“But when Saul saw and knew that the LORD was with David, and that Michal, Saul’s daughter, loved him, Saul was even more afraid of David. So Saul was David’s enemy continually.”

1 Samuel 17:28-29

 

A working professional frozen with anxiety.In yesterday’s devotion we acknowledged the possibility of dysfunctional mentoring relationships, like the one between Saul and David. Though Saul should have been empowering David, instead he acted like a jealous enemy who sought to undermine David instead of blessing him. There is a slang word for such a person: frenemy.

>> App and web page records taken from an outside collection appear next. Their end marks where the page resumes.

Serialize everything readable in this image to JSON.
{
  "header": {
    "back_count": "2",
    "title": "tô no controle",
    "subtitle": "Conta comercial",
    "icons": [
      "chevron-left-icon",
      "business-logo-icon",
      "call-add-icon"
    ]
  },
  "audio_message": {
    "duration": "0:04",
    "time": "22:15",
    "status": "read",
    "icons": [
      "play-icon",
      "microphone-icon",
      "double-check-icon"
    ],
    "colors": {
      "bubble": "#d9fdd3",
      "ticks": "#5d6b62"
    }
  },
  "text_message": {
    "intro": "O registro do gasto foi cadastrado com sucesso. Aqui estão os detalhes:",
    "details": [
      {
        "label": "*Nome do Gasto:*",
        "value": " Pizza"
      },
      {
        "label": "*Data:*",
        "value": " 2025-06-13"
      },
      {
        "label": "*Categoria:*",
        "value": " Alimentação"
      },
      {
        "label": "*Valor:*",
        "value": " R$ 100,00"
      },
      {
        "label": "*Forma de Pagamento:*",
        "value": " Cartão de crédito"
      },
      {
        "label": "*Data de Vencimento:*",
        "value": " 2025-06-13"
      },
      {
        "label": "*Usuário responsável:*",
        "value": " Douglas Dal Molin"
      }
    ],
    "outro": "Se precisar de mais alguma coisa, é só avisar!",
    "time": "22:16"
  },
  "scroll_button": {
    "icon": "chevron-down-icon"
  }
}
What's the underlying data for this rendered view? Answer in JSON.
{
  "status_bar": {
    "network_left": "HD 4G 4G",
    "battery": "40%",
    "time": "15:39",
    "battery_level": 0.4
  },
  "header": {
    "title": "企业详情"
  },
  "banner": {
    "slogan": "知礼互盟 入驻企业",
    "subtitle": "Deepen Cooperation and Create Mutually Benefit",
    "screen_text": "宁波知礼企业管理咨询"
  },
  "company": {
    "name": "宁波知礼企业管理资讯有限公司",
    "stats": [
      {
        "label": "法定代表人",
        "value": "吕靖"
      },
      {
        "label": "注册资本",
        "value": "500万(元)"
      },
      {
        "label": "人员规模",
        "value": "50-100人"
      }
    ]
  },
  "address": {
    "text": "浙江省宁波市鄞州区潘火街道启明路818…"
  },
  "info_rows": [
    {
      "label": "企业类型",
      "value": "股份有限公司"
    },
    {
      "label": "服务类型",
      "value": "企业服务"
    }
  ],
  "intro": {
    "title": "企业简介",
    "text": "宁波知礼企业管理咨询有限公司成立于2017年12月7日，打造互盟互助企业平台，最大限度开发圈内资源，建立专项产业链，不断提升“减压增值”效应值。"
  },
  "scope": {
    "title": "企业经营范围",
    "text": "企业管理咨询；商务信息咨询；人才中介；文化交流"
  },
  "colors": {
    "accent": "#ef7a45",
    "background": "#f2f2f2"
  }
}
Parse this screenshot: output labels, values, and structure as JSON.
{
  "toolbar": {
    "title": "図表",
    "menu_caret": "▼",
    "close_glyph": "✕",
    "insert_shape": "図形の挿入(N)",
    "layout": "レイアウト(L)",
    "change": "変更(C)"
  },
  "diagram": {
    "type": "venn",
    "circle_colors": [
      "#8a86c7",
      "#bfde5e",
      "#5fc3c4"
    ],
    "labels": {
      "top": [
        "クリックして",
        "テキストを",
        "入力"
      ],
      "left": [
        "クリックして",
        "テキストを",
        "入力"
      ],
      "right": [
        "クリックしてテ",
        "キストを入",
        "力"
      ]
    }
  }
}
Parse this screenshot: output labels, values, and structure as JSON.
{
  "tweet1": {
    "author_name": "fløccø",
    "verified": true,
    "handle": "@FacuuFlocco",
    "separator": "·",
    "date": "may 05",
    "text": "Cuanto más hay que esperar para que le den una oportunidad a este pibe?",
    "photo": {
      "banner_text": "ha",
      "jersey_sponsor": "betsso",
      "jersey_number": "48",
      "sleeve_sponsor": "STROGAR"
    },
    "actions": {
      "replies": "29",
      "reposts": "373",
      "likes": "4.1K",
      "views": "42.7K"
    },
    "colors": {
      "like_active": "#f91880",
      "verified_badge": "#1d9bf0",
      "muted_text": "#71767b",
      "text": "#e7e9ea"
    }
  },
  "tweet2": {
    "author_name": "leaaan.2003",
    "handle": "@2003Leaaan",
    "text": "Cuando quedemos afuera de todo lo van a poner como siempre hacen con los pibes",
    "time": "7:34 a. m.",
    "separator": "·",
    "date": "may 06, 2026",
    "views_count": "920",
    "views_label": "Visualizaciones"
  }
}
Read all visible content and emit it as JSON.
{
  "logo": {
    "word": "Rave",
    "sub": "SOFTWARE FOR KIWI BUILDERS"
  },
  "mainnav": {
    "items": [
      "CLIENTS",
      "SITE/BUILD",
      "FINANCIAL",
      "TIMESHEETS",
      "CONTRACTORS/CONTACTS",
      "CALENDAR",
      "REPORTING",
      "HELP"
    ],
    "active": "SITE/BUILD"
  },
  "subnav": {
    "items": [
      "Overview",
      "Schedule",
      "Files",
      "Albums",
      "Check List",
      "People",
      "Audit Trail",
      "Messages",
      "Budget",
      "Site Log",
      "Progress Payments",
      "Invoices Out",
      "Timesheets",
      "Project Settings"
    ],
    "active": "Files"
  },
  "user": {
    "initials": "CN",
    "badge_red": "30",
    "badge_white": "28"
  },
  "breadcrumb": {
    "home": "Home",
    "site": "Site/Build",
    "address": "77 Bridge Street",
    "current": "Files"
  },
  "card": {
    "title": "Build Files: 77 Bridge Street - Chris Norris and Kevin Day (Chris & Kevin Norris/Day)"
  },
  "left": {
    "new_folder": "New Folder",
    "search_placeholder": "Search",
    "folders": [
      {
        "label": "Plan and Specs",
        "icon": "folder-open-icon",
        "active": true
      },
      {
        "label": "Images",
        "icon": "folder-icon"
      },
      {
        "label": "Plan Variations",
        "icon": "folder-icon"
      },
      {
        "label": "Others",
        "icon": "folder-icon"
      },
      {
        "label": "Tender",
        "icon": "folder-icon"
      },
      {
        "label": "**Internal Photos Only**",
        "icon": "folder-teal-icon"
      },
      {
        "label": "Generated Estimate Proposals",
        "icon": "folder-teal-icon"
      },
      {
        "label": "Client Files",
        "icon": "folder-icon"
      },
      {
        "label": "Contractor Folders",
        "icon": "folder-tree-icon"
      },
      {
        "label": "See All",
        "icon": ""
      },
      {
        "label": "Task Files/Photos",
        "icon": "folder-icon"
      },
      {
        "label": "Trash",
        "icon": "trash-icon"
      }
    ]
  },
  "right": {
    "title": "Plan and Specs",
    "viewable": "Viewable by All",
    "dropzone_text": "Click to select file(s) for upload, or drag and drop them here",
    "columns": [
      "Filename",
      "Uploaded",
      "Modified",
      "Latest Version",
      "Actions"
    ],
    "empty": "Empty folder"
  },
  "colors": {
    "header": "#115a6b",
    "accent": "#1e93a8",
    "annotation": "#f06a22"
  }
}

This is the type of “friend” whose words or actions bring you down. (Whether you realize it as intentional or not). Frenemies make terrible mentors and can have lasting negative impact on leaders.

One leader I’ve mentored is thriving in his current role as a leader in his church. But in a recent conversation I asked him why he was afraid to step out into a certain aspect of his leadership. As we talked it became clear that there was a negative experience from a previous church that made him hesitant to pursue this area of his leadership. This particular experience had come up previously but this was the first time we had discussed it as an ongoing influence in his life. Since I know him well enough to speak into his life I asked, “Why do you choose to allow this person to continue to limit your leadership?” He seemed shocked at my question so we continued to reflect on how this past relationship affected him today. He came to realize that this person from the past effectually “mentored” him into believing he didn’t have what was necessary to excel as a leader. He would have never called this leader from the past his “mentor” but it became clear that this person had shaped him significantly – he was mentored negatively!

The conversation about this past negative “mentoring” has become an ongoing topic we are discussing as he seeks to move beyond these limitations he wasn’t fully aware were affecting him. We both more fully understood the power that negative mentoring can have, especially if a leader hasn’t been given the tools to heal, grow and move beyond these limiting experiences.

As I continue to encourage leaders to seek out mentors and be mentors to others, I also suggest including time to reflect on the negative mentors that might have an impact on our leadership today.

I will leave you with this quote from Christine Caine: “What you hear depends on who you are listening to.” Choose well whom you listen to because not everyone is speaking truth and those voices from the past can have a powerful impact on how you lead today.

QUESTIONS TO CONSIDER:

What negative experience have you had from leaders in your past? Was this negative experience from a formal mentor (boss, supervisor, parent, coach, pastor) or a less formal one (co-worker, committee, family member, teammate)?

Did this experience limit you in your leadership? Have you grown from the experience? How have you chosen to lead differently because of what you learned?

PRAYER:

Lord, there are influences from past experiences that continue to affect me negatively today. Help me to recognize these false voices that do not reflect your goodness and reject them for the lies that they are. Give me the power to hear your voice and allow that to shape me so that I can continue to be formed into the leader that bears witness to your goodness. Amen.

 

Explore more at the Theology of Work Project online Bible commentary“How Can a Mentor Help?” – Noah Riner